■ **Problem to solve**: Read the records and write them out again exactly.

#### Data supplied ####

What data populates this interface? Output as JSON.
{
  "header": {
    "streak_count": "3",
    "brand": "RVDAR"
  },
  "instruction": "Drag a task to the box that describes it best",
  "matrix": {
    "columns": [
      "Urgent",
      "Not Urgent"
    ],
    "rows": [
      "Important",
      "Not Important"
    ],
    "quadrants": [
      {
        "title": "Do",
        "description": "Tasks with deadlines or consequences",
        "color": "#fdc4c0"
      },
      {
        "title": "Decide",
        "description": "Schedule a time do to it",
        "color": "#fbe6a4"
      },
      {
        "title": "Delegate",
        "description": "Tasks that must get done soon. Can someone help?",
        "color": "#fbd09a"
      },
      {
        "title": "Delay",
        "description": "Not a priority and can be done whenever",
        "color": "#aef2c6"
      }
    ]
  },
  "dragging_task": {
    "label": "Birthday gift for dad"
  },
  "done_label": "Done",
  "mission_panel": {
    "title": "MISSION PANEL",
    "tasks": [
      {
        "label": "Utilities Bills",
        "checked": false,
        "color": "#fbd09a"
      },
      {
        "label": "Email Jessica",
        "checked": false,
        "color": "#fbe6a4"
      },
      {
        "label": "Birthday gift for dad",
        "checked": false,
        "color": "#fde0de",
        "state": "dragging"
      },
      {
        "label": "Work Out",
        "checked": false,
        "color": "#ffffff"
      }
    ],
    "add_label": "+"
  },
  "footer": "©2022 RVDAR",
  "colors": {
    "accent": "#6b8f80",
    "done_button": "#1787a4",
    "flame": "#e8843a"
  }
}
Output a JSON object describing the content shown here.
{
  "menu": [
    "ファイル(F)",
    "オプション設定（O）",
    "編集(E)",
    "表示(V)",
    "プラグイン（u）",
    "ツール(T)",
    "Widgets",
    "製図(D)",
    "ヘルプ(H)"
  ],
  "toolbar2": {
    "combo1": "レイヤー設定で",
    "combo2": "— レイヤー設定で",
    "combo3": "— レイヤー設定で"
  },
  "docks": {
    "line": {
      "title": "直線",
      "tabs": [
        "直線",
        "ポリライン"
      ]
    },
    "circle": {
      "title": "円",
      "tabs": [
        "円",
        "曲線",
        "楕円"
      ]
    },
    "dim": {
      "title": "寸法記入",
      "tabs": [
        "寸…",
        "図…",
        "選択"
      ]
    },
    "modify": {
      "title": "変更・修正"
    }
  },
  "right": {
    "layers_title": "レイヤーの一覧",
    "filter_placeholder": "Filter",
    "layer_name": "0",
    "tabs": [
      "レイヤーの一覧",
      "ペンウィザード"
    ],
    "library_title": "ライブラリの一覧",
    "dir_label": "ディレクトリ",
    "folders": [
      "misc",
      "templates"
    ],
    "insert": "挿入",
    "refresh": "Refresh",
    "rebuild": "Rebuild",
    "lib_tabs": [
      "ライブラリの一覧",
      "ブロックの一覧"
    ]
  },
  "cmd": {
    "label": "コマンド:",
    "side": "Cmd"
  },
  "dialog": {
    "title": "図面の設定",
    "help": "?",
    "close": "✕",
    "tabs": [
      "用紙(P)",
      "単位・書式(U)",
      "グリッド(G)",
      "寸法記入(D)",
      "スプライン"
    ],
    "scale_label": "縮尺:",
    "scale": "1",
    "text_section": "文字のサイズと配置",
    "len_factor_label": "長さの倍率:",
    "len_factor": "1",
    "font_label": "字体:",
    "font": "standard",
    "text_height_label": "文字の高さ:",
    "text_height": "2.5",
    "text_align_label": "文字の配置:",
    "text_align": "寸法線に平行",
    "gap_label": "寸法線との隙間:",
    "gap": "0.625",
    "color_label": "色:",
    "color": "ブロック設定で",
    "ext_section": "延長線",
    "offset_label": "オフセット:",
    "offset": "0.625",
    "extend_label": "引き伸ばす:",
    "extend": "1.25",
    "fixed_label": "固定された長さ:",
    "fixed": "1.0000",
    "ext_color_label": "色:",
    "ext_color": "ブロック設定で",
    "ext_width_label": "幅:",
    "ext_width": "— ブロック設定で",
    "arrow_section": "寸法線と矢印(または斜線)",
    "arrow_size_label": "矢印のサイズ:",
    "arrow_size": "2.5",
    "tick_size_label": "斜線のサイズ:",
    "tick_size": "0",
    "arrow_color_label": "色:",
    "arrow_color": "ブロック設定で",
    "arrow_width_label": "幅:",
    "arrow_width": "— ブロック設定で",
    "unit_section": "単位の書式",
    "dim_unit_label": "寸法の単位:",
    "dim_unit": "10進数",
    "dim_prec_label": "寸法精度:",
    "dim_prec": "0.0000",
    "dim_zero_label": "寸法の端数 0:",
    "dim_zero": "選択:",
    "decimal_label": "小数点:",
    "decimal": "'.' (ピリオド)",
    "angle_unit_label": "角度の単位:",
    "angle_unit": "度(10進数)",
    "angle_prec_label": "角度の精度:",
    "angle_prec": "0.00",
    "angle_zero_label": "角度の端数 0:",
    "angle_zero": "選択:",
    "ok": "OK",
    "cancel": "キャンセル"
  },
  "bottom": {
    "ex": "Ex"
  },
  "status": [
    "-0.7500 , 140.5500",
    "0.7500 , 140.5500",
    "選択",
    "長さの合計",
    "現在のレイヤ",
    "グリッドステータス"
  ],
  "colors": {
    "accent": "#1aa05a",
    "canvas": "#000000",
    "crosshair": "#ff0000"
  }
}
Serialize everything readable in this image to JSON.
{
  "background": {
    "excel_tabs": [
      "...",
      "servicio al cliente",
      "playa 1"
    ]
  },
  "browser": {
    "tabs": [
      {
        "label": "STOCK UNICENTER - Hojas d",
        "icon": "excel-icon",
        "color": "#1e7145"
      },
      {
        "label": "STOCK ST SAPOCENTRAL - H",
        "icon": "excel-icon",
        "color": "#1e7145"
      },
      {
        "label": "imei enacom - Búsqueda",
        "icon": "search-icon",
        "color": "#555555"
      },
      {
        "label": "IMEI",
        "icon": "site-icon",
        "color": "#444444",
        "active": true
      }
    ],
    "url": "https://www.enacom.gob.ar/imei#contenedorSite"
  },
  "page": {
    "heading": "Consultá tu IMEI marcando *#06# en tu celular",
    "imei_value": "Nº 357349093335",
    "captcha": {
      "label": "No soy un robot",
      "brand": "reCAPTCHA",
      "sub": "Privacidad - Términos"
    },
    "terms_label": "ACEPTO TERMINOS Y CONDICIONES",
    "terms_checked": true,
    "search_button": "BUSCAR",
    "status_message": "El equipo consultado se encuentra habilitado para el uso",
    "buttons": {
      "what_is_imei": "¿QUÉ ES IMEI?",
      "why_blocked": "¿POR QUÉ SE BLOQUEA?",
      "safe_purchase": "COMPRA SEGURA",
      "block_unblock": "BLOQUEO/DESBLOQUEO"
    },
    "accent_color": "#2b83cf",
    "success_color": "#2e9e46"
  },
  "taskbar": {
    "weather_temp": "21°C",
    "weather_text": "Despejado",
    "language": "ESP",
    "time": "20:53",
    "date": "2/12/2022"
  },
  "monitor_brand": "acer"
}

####

■ **The answer**:
What data populates this interface? Output as JSON.
{
  "header": {
    "streak_count": "3",
    "brand": "RVDAR"
  },
  "instruction": "Drag a task to the box that describes it best",
  "matrix": {
    "columns": [
      "Urgent",
      "Not Urgent"
    ],
    "rows": [
      "Important",
      "Not Important"
    ],
    "quadrants": [
      {
        "title": "Do",
        "description": "Tasks with deadlines or consequences",
        "color": "#fdc4c0"
      },
      {
        "title": "Decide",
        "description": "Schedule a time do to it",
        "color": "#fbe6a4"
      },
      {
        "title": "Delegate",
        "description": "Tasks that must get done soon. Can someone help?",
        "color": "#fbd09a"
      },
      {
        "title": "Delay",
        "description": "Not a priority and can be done whenever",
        "color": "#aef2c6"
      }
    ]
  },
  "dragging_task": {
    "label": "Birthday gift for dad"
  },
  "done_label": "Done",
  "mission_panel": {
    "title": "MISSION PANEL",
    "tasks": [
      {
        "label": "Utilities Bills",
        "checked": false,
        "color": "#fbd09a"
      },
      {
        "label": "Email Jessica",
        "checked": false,
        "color": "#fbe6a4"
      },
      {
        "label": "Birthday gift for dad",
        "checked": false,
        "color": "#fde0de",
        "state": "dragging"
      },
      {
        "label": "Work Out",
        "checked": false,
        "color": "#ffffff"
      }
    ],
    "add_label": "+"
  },
  "footer": "©2022 RVDAR",
  "colors": {
    "accent": "#6b8f80",
    "done_button": "#1787a4",
    "flame": "#e8843a"
  }
}
Output a JSON object describing the content shown here.
{
  "menu": [
    "ファイル(F)",
    "オプション設定（O）",
    "編集(E)",
    "表示(V)",
    "プラグイン（u）",
    "ツール(T)",
    "Widgets",
    "製図(D)",
    "ヘルプ(H)"
  ],
  "toolbar2": {
    "combo1": "レイヤー設定で",
    "combo2": "— レイヤー設定で",
    "combo3": "— レイヤー設定で"
  },
  "docks": {
    "line": {
      "title": "直線",
      "tabs": [
        "直線",
        "ポリライン"
      ]
    },
    "circle": {
      "title": "円",
      "tabs": [
        "円",
        "曲線",
        "楕円"
      ]
    },
    "dim": {
      "title": "寸法記入",
      "tabs": [
        "寸…",
        "図…",
        "選択"
      ]
    },
    "modify": {
      "title": "変更・修正"
    }
  },
  "right": {
    "layers_title": "レイヤーの一覧",
    "filter_placeholder": "Filter",
    "layer_name": "0",
    "tabs": [
      "レイヤーの一覧",
      "ペンウィザード"
    ],
    "library_title": "ライブラリの一覧",
    "dir_label": "ディレクトリ",
    "folders": [
      "misc",
      "templates"
    ],
    "insert": "挿入",
    "refresh": "Refresh",
    "rebuild": "Rebuild",
    "lib_tabs": [
      "ライブラリの一覧",
      "ブロックの一覧"
    ]
  },
  "cmd": {
    "label": "コマンド:",
    "side": "Cmd"
  },
  "dialog": {
    "title": "図面の設定",
    "help": "?",
    "close": "✕",
    "tabs": [
      "用紙(P)",
      "単位・書式(U)",
      "グリッド(G)",
      "寸法記入(D)",
      "スプライン"
    ],
    "scale_label": "縮尺:",
    "scale": "1",
    "text_section": "文字のサイズと配置",
    "len_factor_label": "長さの倍率:",
    "len_factor": "1",
    "font_label": "字体:",
    "font": "standard",
    "text_height_label": "文字の高さ:",
    "text_height": "2.5",
    "text_align_label": "文字の配置:",
    "text_align": "寸法線に平行",
    "gap_label": "寸法線との隙間:",
    "gap": "0.625",
    "color_label": "色:",
    "color": "ブロック設定で",
    "ext_section": "延長線",
    "offset_label": "オフセット:",
    "offset": "0.625",
    "extend_label": "引き伸ばす:",
    "extend": "1.25",
    "fixed_label": "固定された長さ:",
    "fixed": "1.0000",
    "ext_color_label": "色:",
    "ext_color": "ブロック設定で",
    "ext_width_label": "幅:",
    "ext_width": "— ブロック設定で",
    "arrow_section": "寸法線と矢印(または斜線)",
    "arrow_size_label": "矢印のサイズ:",
    "arrow_size": "2.5",
    "tick_size_label": "斜線のサイズ:",
    "tick_size": "0",
    "arrow_color_label": "色:",
    "arrow_color": "ブロック設定で",
    "arrow_width_label": "幅:",
    "arrow_width": "— ブロック設定で",
    "unit_section": "単位の書式",
    "dim_unit_label": "寸法の単位:",
    "dim_unit": "10進数",
    "dim_prec_label": "寸法精度:",
    "dim_prec": "0.0000",
    "dim_zero_label": "寸法の端数 0:",
    "dim_zero": "選択:",
    "decimal_label": "小数点:",
    "decimal": "'.' (ピリオド)",
    "angle_unit_label": "角度の単位:",
    "angle_unit": "度(10進数)",
    "angle_prec_label": "角度の精度:",
    "angle_prec": "0.00",
    "angle_zero_label": "角度の端数 0:",
    "angle_zero": "選択:",
    "ok": "OK",
    "cancel": "キャンセル"
  },
  "bottom": {
    "ex": "Ex"
  },
  "status": [
    "-0.7500 , 140.5500",
    "0.7500 , 140.5500",
    "選択",
    "長さの合計",
    "現在のレイヤ",
    "グリッドステータス"
  ],
  "colors": {
    "accent": "#1aa05a",
    "canvas": "#000000",
    "crosshair": "#ff0000"
  }
}
Serialize everything readable in this image to JSON.
{
  "background": {
    "excel_tabs": [
      "...",
      "servicio al cliente",
      "playa 1"
    ]
  },
  "browser": {
    "tabs": [
      {
        "label": "STOCK UNICENTER - Hojas d",
        "icon": "excel-icon",
        "color": "#1e7145"
      },
      {
        "label": "STOCK ST SAPOCENTRAL - H",
        "icon": "excel-icon",
        "color": "#1e7145"
      },
      {
        "label": "imei enacom - Búsqueda",
        "icon": "search-icon",
        "color": "#555555"
      },
      {
        "label": "IMEI",
        "icon": "site-icon",
        "color": "#444444",
        "active": true
      }
    ],
    "url": "https://www.enacom.gob.ar/imei#contenedorSite"
  },
  "page": {
    "heading": "Consultá tu IMEI marcando *#06# en tu celular",
    "imei_value": "Nº 357349093335",
    "captcha": {
      "label": "No soy un robot",
      "brand": "reCAPTCHA",
      "sub": "Privacidad - Términos"
    },
    "terms_label": "ACEPTO TERMINOS Y CONDICIONES",
    "terms_checked": true,
    "search_button": "BUSCAR",
    "status_message": "El equipo consultado se encuentra habilitado para el uso",
    "buttons": {
      "what_is_imei": "¿QUÉ ES IMEI?",
      "why_blocked": "¿POR QUÉ SE BLOQUEA?",
      "safe_purchase": "COMPRA SEGURA",
      "block_unblock": "BLOQUEO/DESBLOQUEO"
    },
    "accent_color": "#2b83cf",
    "success_color": "#2e9e46"
  },
  "taskbar": {
    "weather_temp": "21°C",
    "weather_text": "Despejado",
    "language": "ESP",
    "time": "20:53",
    "date": "2/12/2022"
  },
  "monitor_brand": "acer"
}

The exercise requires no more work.